The choice of polyurethane was an oil-based product, chosen for its durability and the warm, amber glow it would impart to the pine. The application process was slow and meticulous, with three thin coats applied using a high-quality brush. Each coat was allowed to dry for 24 hours, and the surface was lightly sanded between coats.
The result was a stunning, glossy finish that enhanced the natural beauty of the pine and provided a robust protective layer. The owner was thrilled with the result, stating that the table had never looked better.
The challenges faced during this process included managing the long drying time of the oil-based polyurethane and ensuring an even application on a large surface. These were overcome by breaking the table into sections for the application process and being patient with the drying time.
The Environmental Impact of Polyurethane on Pine
While polyurethane offers numerous benefits in terms of protection and aesthetics, it’s essential to consider its environmental impact.
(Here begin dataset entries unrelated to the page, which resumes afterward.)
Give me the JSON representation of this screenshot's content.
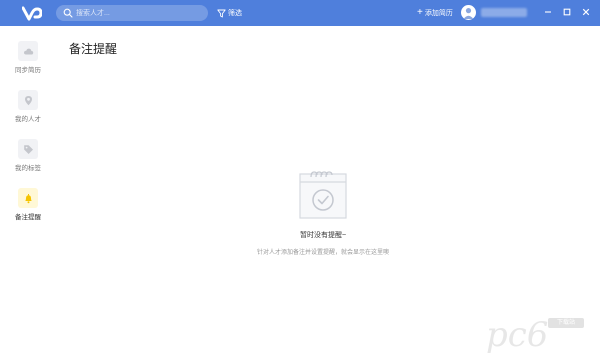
{
  "topbar": {
    "search_placeholder": "搜索人才...",
    "filter_label": "筛选",
    "add_resume_label": "添加简历",
    "accent_color": "#4f7fdc"
  },
  "sidebar": {
    "items": [
      {
        "label": "同步简历",
        "icon": "cloud-icon",
        "active": false
      },
      {
        "label": "我的人才",
        "icon": "location-pin-icon",
        "active": false
      },
      {
        "label": "我的标签",
        "icon": "tag-icon",
        "active": false
      },
      {
        "label": "备注提醒",
        "icon": "bell-icon",
        "active": true
      }
    ]
  },
  "main": {
    "title": "备注提醒",
    "empty_title": "暂时没有提醒~",
    "empty_desc": "针对人才添加备注并设置提醒，就会显示在这里噢"
  },
  "watermark": {
    "brand": "pc6",
    "sub": "下载站"
  }
}
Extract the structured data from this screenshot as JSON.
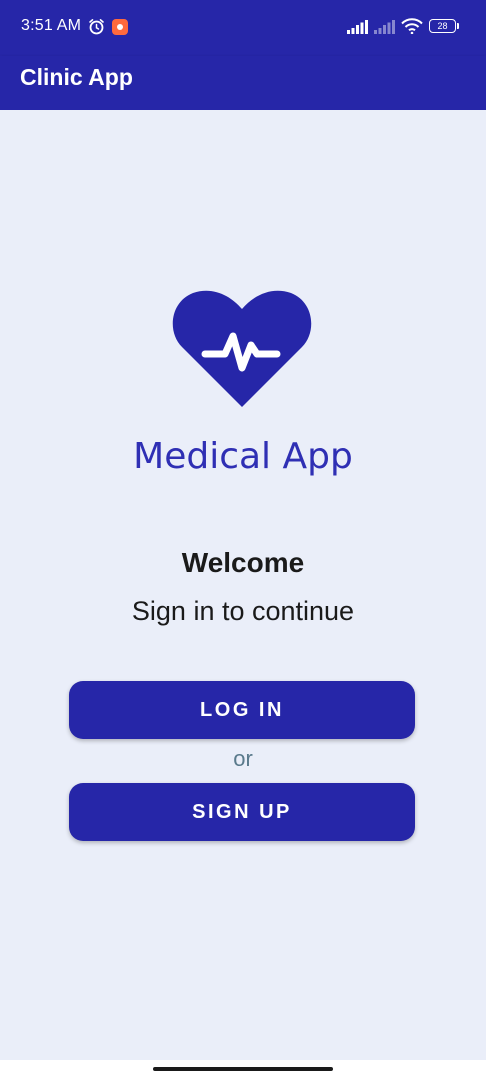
{
  "status_bar": {
    "time": "3:51 AM",
    "battery_level": "28",
    "icons": [
      "alarm-icon",
      "screen-record-icon",
      "signal-icon",
      "signal-icon",
      "wifi-icon",
      "battery-icon"
    ]
  },
  "app_bar": {
    "title": "Clinic App"
  },
  "main": {
    "logo_icon": "heart-pulse-icon",
    "app_name": "Medical App",
    "welcome": "Welcome",
    "subtitle": "Sign in to continue",
    "login_label": "LOG IN",
    "or_label": "or",
    "signup_label": "SIGN UP"
  },
  "colors": {
    "primary": "#2626a8",
    "background": "#eaeef9",
    "accent_text": "#2f2fb4",
    "or_text": "#5a7a8c"
  }
}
Traditional oil-based polyurethanes contain volatile organic compounds (VOCs) that can contribute to air pollution and may cause health issues. Additionally, the production and disposal of polyurethane can have a significant environmental footprint.
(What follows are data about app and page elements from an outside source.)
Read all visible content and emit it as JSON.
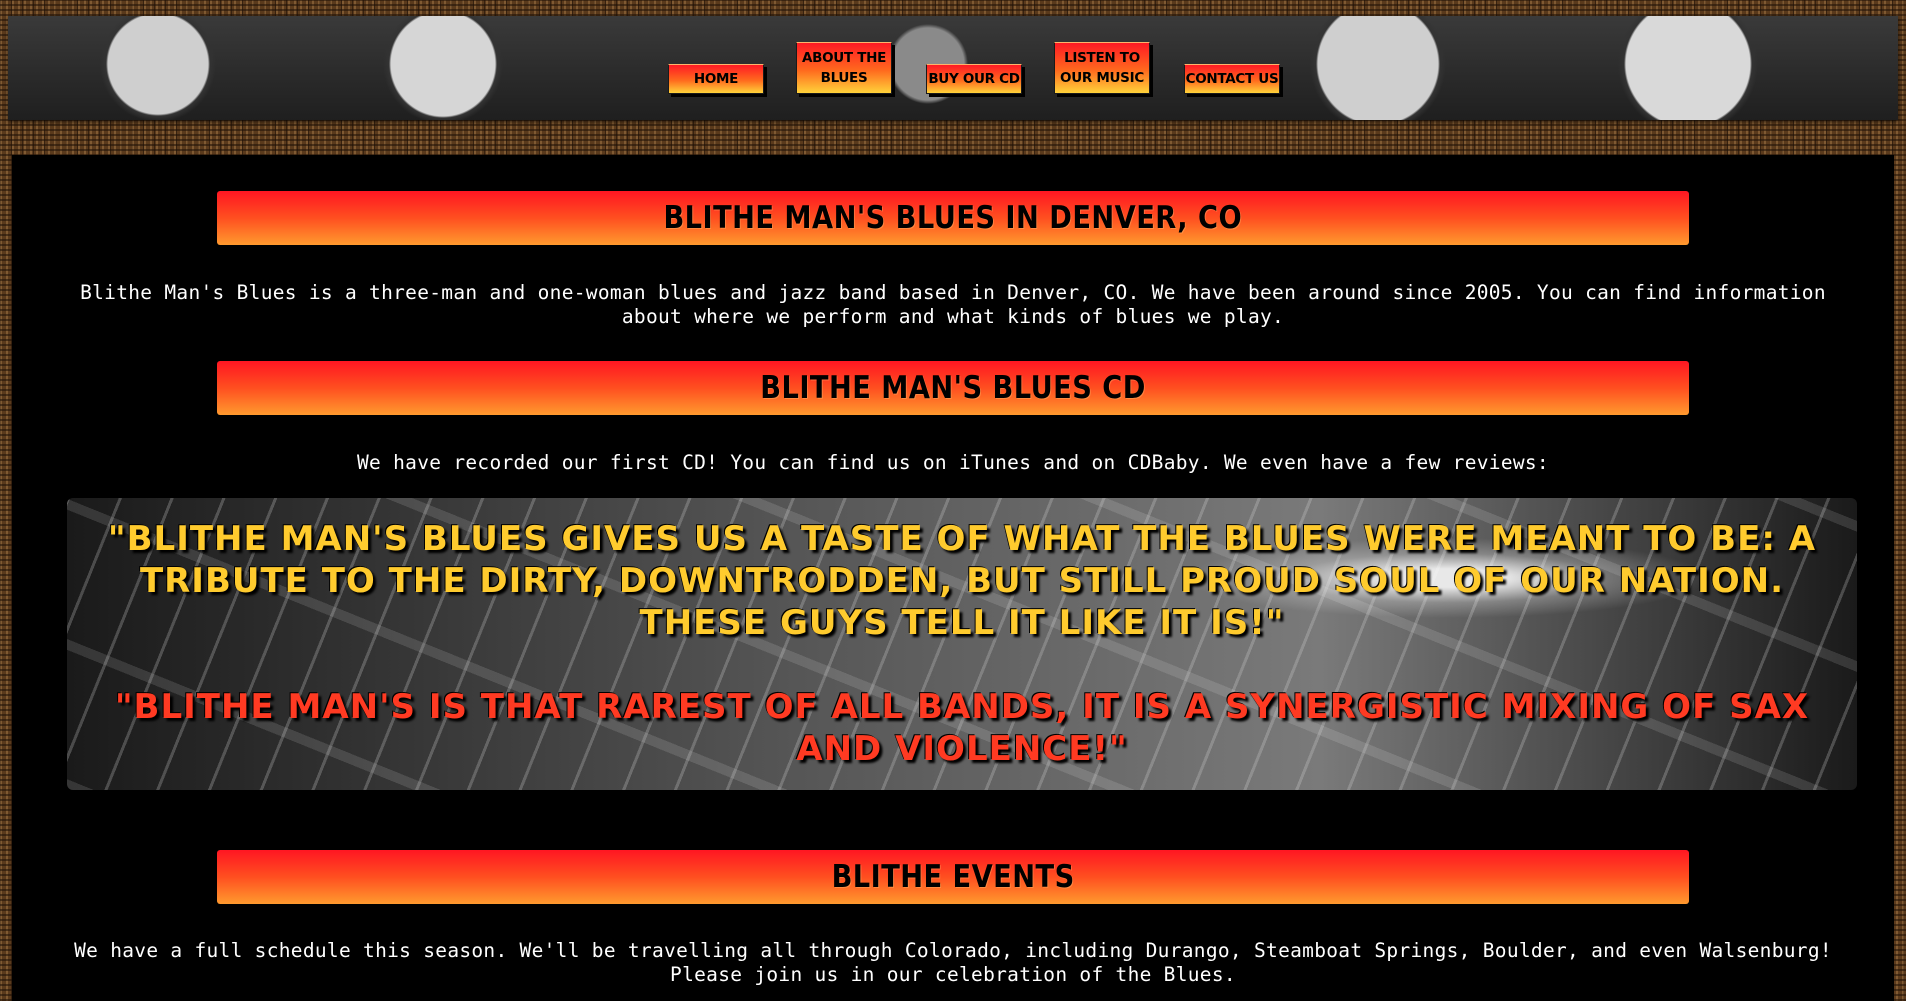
{
  "nav": {
    "home": "HOME",
    "about_line1": "ABOUT THE",
    "about_line2": "BLUES",
    "buy": "BUY OUR CD",
    "listen_line1": "LISTEN TO",
    "listen_line2": "OUR MUSIC",
    "contact": "CONTACT US"
  },
  "sections": {
    "intro": {
      "heading": "BLITHE MAN'S BLUES IN DENVER, CO",
      "text": "Blithe Man's Blues is a three-man and one-woman blues and jazz band based in Denver, CO. We have been around since 2005. You can find information about where we perform and what kinds of blues we play."
    },
    "cd": {
      "heading": "BLITHE MAN'S BLUES CD",
      "text": "We have recorded our first CD! You can find us on iTunes and on CDBaby. We even have a few reviews:"
    },
    "reviews": [
      "\"BLITHE MAN'S BLUES GIVES US A TASTE OF WHAT THE BLUES WERE MEANT TO BE: A TRIBUTE TO THE DIRTY, DOWNTRODDEN, BUT STILL PROUD SOUL OF OUR NATION. THESE GUYS TELL IT LIKE IT IS!\"",
      "\"BLITHE MAN'S IS THAT RAREST OF ALL BANDS, IT IS A SYNERGISTIC MIXING OF SAX AND VIOLENCE!\""
    ],
    "events": {
      "heading": "BLITHE EVENTS",
      "text": "We have a full schedule this season. We'll be travelling all through Colorado, including Durango, Steamboat Springs, Boulder, and even Walsenburg! Please join us in our celebration of the Blues."
    }
  },
  "colors": {
    "accent_red": "#ff1622",
    "accent_orange": "#ff9a2e",
    "review_yellow": "#ffcb2e",
    "review_red": "#ff3a22"
  }
}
However, manufacturers have been making strides in creating more eco-friendly alternatives. Water-based polyurethanes, for instance, have lower VOC levels compared to their oil-based counterparts. Some brands also offer polyurethane made from renewable resources or have recycling programs for their products.
If you’re looking for a more natural alternative, products like tung oil or linseed oil can provide a protective finish without the use of synthetic materials. However, keep in mind that these products may not offer the same level of protection as polyurethane, and they may require more frequent reapplication.
Applying polyurethane to pine is a process that requires patience, precision, and a keen understanding of both materials. From choosing the right type of polyurethane to understanding the importance of proper wood preparation, each step plays a crucial role in achieving a successful result.
Polyurethane offers a robust and durable finish that enhances the natural beauty of pine, making it an excellent choice for a wide range of woodworking projects. However, it’s also essential to consider the environmental impact and explore eco-friendly alternatives when possible.